● **AIM OF THE EXERCISE**
Each record that follows must be given again without alteration.

########

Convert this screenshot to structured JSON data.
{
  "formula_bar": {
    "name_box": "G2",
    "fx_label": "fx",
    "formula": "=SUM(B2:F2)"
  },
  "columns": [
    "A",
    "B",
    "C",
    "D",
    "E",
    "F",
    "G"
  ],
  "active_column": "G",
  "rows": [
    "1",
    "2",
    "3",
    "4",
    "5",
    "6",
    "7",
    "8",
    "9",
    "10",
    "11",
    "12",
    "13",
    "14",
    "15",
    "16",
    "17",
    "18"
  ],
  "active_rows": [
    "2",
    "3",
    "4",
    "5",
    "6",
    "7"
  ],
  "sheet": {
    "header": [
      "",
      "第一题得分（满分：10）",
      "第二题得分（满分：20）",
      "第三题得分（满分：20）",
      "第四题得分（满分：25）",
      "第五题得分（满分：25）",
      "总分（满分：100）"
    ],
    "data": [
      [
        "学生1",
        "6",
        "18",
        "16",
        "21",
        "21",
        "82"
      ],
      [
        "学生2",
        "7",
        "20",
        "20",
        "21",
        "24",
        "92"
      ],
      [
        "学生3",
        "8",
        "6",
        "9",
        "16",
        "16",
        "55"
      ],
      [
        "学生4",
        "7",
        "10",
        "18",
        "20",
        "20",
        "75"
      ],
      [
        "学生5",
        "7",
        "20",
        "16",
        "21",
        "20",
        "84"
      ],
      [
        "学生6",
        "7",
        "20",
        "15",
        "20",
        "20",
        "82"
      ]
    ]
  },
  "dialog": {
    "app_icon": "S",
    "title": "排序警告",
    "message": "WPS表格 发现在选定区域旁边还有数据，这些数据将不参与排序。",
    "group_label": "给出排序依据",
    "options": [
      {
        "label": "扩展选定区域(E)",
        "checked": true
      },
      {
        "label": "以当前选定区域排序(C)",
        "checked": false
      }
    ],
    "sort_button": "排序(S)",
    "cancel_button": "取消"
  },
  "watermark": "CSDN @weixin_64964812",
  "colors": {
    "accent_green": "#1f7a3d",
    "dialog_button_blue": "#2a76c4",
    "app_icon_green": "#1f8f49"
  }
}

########

● **ANSWER BELOW**
Convert this screenshot to structured JSON data.
{
  "formula_bar": {
    "name_box": "G2",
    "fx_label": "fx",
    "formula": "=SUM(B2:F2)"
  },
  "columns": [
    "A",
    "B",
    "C",
    "D",
    "E",
    "F",
    "G"
  ],
  "active_column": "G",
  "rows": [
    "1",
    "2",
    "3",
    "4",
    "5",
    "6",
    "7",
    "8",
    "9",
    "10",
    "11",
    "12",
    "13",
    "14",
    "15",
    "16",
    "17",
    "18"
  ],
  "active_rows": [
    "2",
    "3",
    "4",
    "5",
    "6",
    "7"
  ],
  "sheet": {
    "header": [
      "",
      "第一题得分（满分：10）",
      "第二题得分（满分：20）",
      "第三题得分（满分：20）",
      "第四题得分（满分：25）",
      "第五题得分（满分：25）",
      "总分（满分：100）"
    ],
    "data": [
      [
        "学生1",
        "6",
        "18",
        "16",
        "21",
        "21",
        "82"
      ],
      [
        "学生2",
        "7",
        "20",
        "20",
        "21",
        "24",
        "92"
      ],
      [
        "学生3",
        "8",
        "6",
        "9",
        "16",
        "16",
        "55"
      ],
      [
        "学生4",
        "7",
        "10",
        "18",
        "20",
        "20",
        "75"
      ],
      [
        "学生5",
        "7",
        "20",
        "16",
        "21",
        "20",
        "84"
      ],
      [
        "学生6",
        "7",
        "20",
        "15",
        "20",
        "20",
        "82"
      ]
    ]
  },
  "dialog": {
    "app_icon": "S",
    "title": "排序警告",
    "message": "WPS表格 发现在选定区域旁边还有数据，这些数据将不参与排序。",
    "group_label": "给出排序依据",
    "options": [
      {
        "label": "扩展选定区域(E)",
        "checked": true
      },
      {
        "label": "以当前选定区域排序(C)",
        "checked": false
      }
    ],
    "sort_button": "排序(S)",
    "cancel_button": "取消"
  },
  "watermark": "CSDN @weixin_64964812",
  "colors": {
    "accent_green": "#1f7a3d",
    "dialog_button_blue": "#2a76c4",
    "app_icon_green": "#1f8f49"
  }
}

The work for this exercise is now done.